For years now, I’ve been meaning to write something about how The Continuum Concept by Jean Liedloff relates to our parenting style and a lot of my life experiences.  It’s a big idea, and I have a lot of scattered notes stashed in a draft post, but so far I haven’t even gotten around to adding this book to my list of Books That Blew My Mind.  This is what 7 Quick Takes Friday is good for!  After giving a brief summary of this concept I’m talking about, I’ll tell you just 7 specific experiences we’ve had with applying it to our urban, non-tribal, high-tech lives. Read more…

Mama, you happy?

One reason I’m glad I did so much writing about my early motherhood experiences is that, just a few years later, I’ve forgotten some of the stages my child passed through, the stages that seemed to be lasting forever yet vanished very quickly.
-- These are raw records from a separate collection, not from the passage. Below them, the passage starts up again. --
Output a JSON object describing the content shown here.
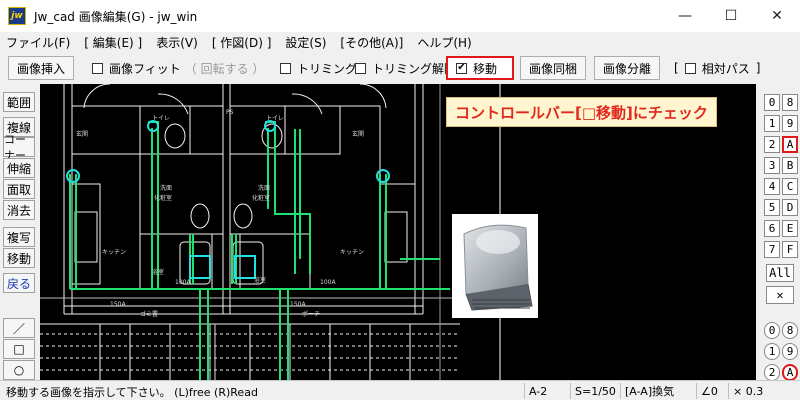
{
  "window": {
    "icon_text": "jw",
    "title": "Jw_cad 画像編集(G) - jw_win",
    "minimize": "—",
    "maximize": "☐",
    "close": "✕"
  },
  "menu": [
    "ファイル(F)",
    "[ 編集(E) ]",
    "表示(V)",
    "[ 作図(D) ]",
    "設定(S)",
    "[その他(A)]",
    "ヘルプ(H)"
  ],
  "toolbar": {
    "insert_image": "画像挿入",
    "image_fit": "画像フィット",
    "rotate": "（ 回転する ）",
    "trimming": "トリミング",
    "trimming_cancel": "トリミング解除",
    "move": "移動",
    "move_checked": "✔",
    "bundle": "画像同梱",
    "separate": "画像分離",
    "relative_path": "相対パス",
    "relative_open": "[",
    "relative_close": "]"
  },
  "left_tools": [
    "範囲",
    "複線",
    "コーナー",
    "伸縮",
    "面取",
    "消去",
    "複写",
    "移動",
    "戻る"
  ],
  "left_shapes": {
    "line": "／",
    "rect": "□",
    "circle": "○"
  },
  "right_layers_top": [
    [
      "0",
      "8"
    ],
    [
      "1",
      "9"
    ],
    [
      "2",
      "A"
    ],
    [
      "3",
      "B"
    ],
    [
      "4",
      "C"
    ],
    [
      "5",
      "D"
    ],
    [
      "6",
      "E"
    ],
    [
      "7",
      "F"
    ]
  ],
  "right_all": "All",
  "right_x": "✕",
  "right_groups": [
    [
      "0",
      "8"
    ],
    [
      "1",
      "9"
    ],
    [
      "2",
      "A"
    ]
  ],
  "callout": "コントロールバー[□移動]にチェック",
  "status": {
    "message": "移動する画像を指示して下さい。 (L)free (R)Read",
    "paper": "A-2",
    "scale": "S=1/50",
    "layer": "[A-A]換気",
    "angle": "∠0",
    "mult": "× 0.3"
  },
  "drawing": {
    "labels": [
      "玄関",
      "トイレ",
      "PS",
      "トイレ",
      "玄関",
      "洗面",
      "化粧室",
      "洗面",
      "化粧室",
      "キッチン",
      "浴室",
      "浴室",
      "キッチン",
      "150A",
      "150A",
      "100A",
      "100A",
      "ゴミ置",
      "ポーチ"
    ]
  },
  "colors": {
    "canvas": "#000000",
    "duct": "#20e070",
    "fan": "#20e0e0",
    "callout_text": "#e0281e",
    "highlight_border": "#e01818"
  }
}
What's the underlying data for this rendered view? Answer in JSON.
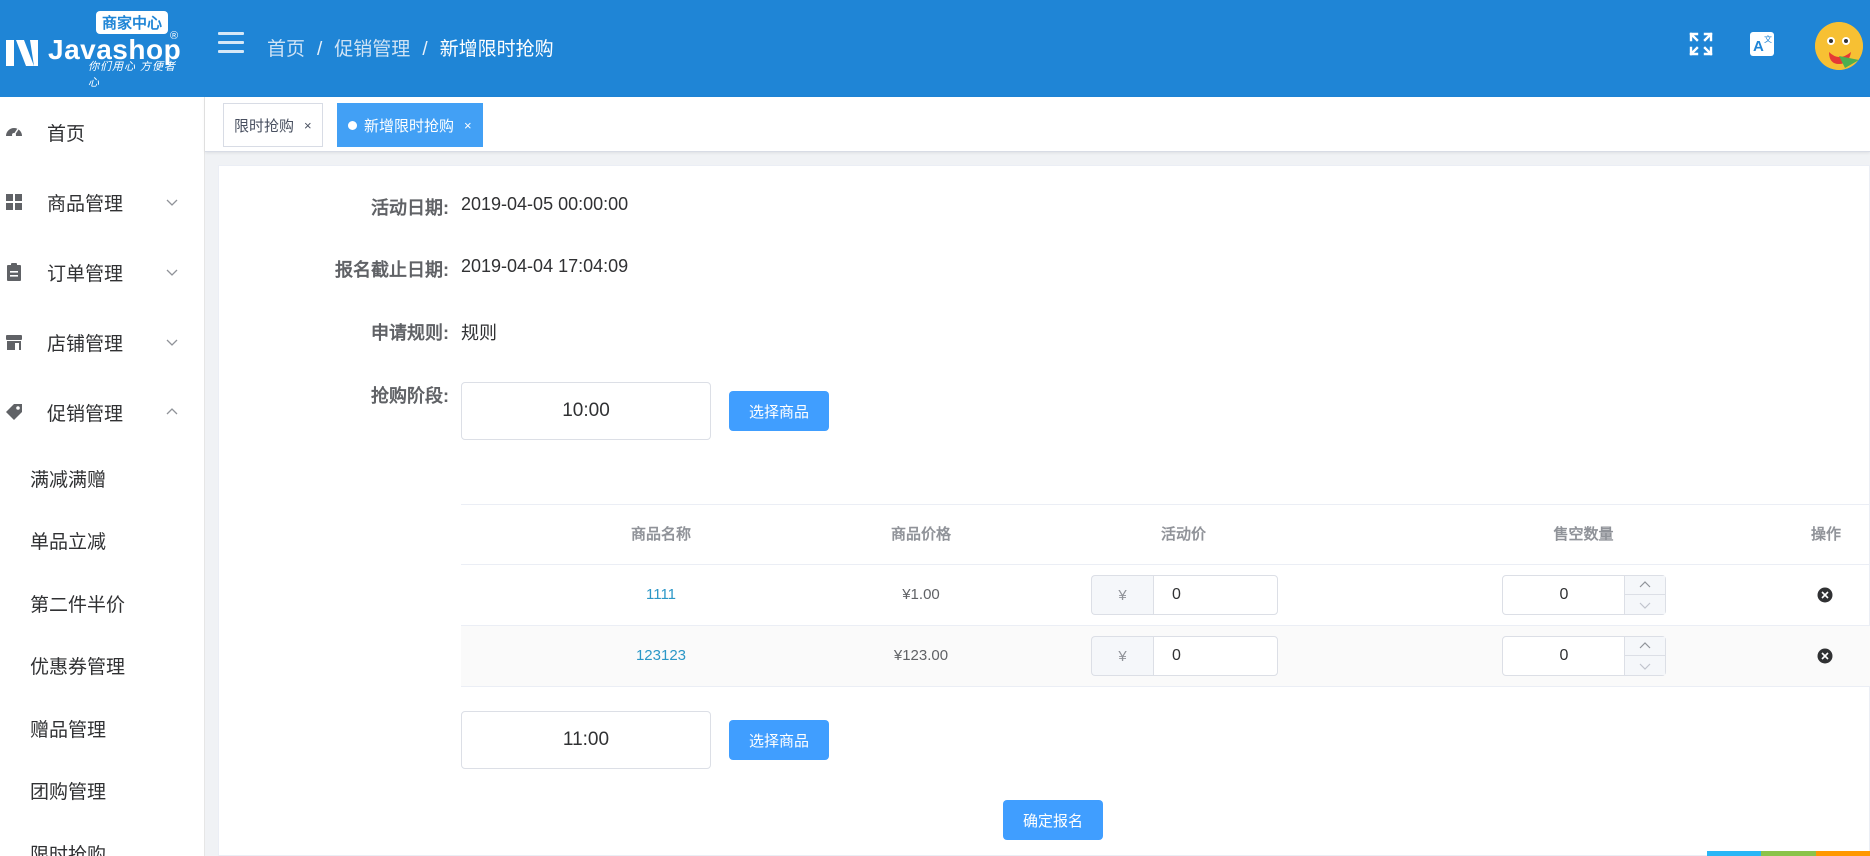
{
  "header": {
    "badge": "商家中心",
    "brand": "Javashop",
    "reg": "®",
    "slogan": "你们用心 方便者心",
    "breadcrumb": [
      "首页",
      "促销管理",
      "新增限时抢购"
    ],
    "sep": "/"
  },
  "sidebar": {
    "items": [
      {
        "label": "首页",
        "icon": "dashboard-icon"
      },
      {
        "label": "商品管理",
        "icon": "grid-icon"
      },
      {
        "label": "订单管理",
        "icon": "clipboard-icon"
      },
      {
        "label": "店铺管理",
        "icon": "store-icon"
      },
      {
        "label": "促销管理",
        "icon": "tag-icon"
      }
    ],
    "sub_items": [
      "满减满赠",
      "单品立减",
      "第二件半价",
      "优惠券管理",
      "赠品管理",
      "团购管理",
      "限时抢购"
    ]
  },
  "tabs": [
    {
      "label": "限时抢购",
      "close": "×"
    },
    {
      "label": "新增限时抢购",
      "close": "×"
    }
  ],
  "form": {
    "activity_date_label": "活动日期:",
    "activity_date": "2019-04-05 00:00:00",
    "deadline_label": "报名截止日期:",
    "deadline": "2019-04-04 17:04:09",
    "rules_label": "申请规则:",
    "rules": "规则",
    "stage_label": "抢购阶段:"
  },
  "stages": [
    {
      "time": "10:00",
      "select_label": "选择商品"
    },
    {
      "time": "11:00",
      "select_label": "选择商品"
    }
  ],
  "table": {
    "headers": [
      "商品名称",
      "商品价格",
      "活动价",
      "售空数量",
      "操作"
    ],
    "currency": "¥",
    "rows": [
      {
        "name": "1111",
        "price": "¥1.00",
        "activity_price": "0",
        "sold_out": "0"
      },
      {
        "name": "123123",
        "price": "¥123.00",
        "activity_price": "0",
        "sold_out": "0"
      }
    ]
  },
  "submit_label": "确定报名",
  "colors": {
    "header": "#1f85d6",
    "primary": "#409eff",
    "link": "#2b97c7"
  }
}
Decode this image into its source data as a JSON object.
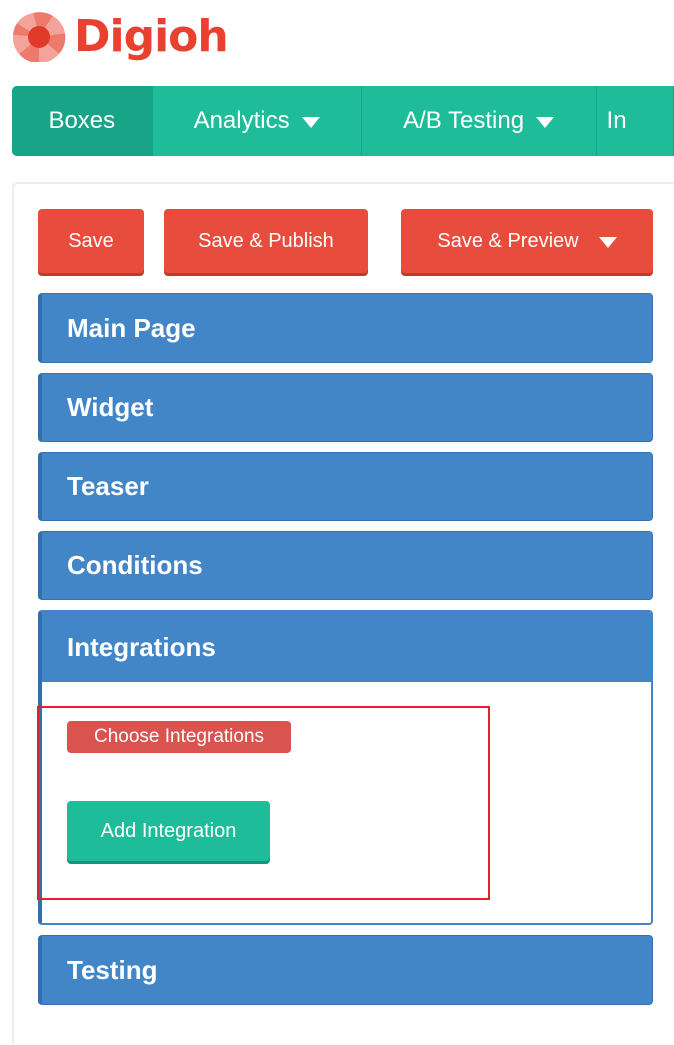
{
  "brand": {
    "name": "Digioh",
    "color": "#e8412f",
    "icon": "digioh-pinwheel-icon"
  },
  "nav": {
    "items": [
      {
        "label": "Boxes",
        "active": true
      },
      {
        "label": "Analytics",
        "dropdown": true
      },
      {
        "label": "A/B Testing",
        "dropdown": true
      },
      {
        "label": "In"
      }
    ],
    "color": "#1fbc9a"
  },
  "toolbar": {
    "save_label": "Save",
    "save_publish_label": "Save & Publish",
    "save_preview_label": "Save & Preview",
    "color": "#e84c3c"
  },
  "sections": {
    "main_page": "Main Page",
    "widget": "Widget",
    "teaser": "Teaser",
    "conditions": "Conditions",
    "integrations": "Integrations",
    "testing": "Testing",
    "header_color": "#4286c8"
  },
  "integrations": {
    "choose_label": "Choose Integrations",
    "add_button_label": "Add Integration"
  }
}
Here’s something I posted on a discussion board when he had just turned two years old, and until I read this again I’d forgotten all about it!

“Mama, you happy?” Nicholas asks this question about a million times a day. Sometimes he asks Daddy instead. It’s kind of bugging us! Read more…

How to Make Christmas Morning Last Longer

My family has a tradition for opening our Christmas gifts that makes the fun last longer, reduces chaos, increases our appreciation of each gift, helps us remember to thank gift-givers who are present, improves our ability to make an accurate list of who got what from whom (as a reference for thanking givers who aren’t present), calms down that “Gimme gimme! What’s next?” feeling, and helps us share each other’s joy. It works wonders, and it’s really simple! Read more…

How to Do Everything!

This article is linked to the greatest tips edition of Works-for-Me Wednesday, where the hostess explains how to get a human on the phone when you call customer service, and more than 178 people have linked to their own helpful tips on how to do all sorts of things.  Here are my own greatest tips:

7 ways to eat less meat.

40 ways kids can help around the house.

13 ways to use less electricity for your lighting.

Toddler discipline in 3 easy steps!

7 product recommendations (NOT paid endorsements!). Read more…

Thinking Out Loud

I talk to my kid a lot.  He’s five-and-a-half years old now and has some interesting things to say, but long before he was capable of conversation I talked to him quite a bit.  It wasn’t really a conscious strategy, just that I like having a companion sharing my experiences.  In my own childhood, I was treated as a valued companion by my parents and other relatives, who talked to me as if I were an intelligent person–not an itsy bitsy wuggums who needs baby talk and must be sheltered from reality, not a burden who should be seen and not heard–so it comes naturally to me to talk to kids in a normal way about real things. Read more…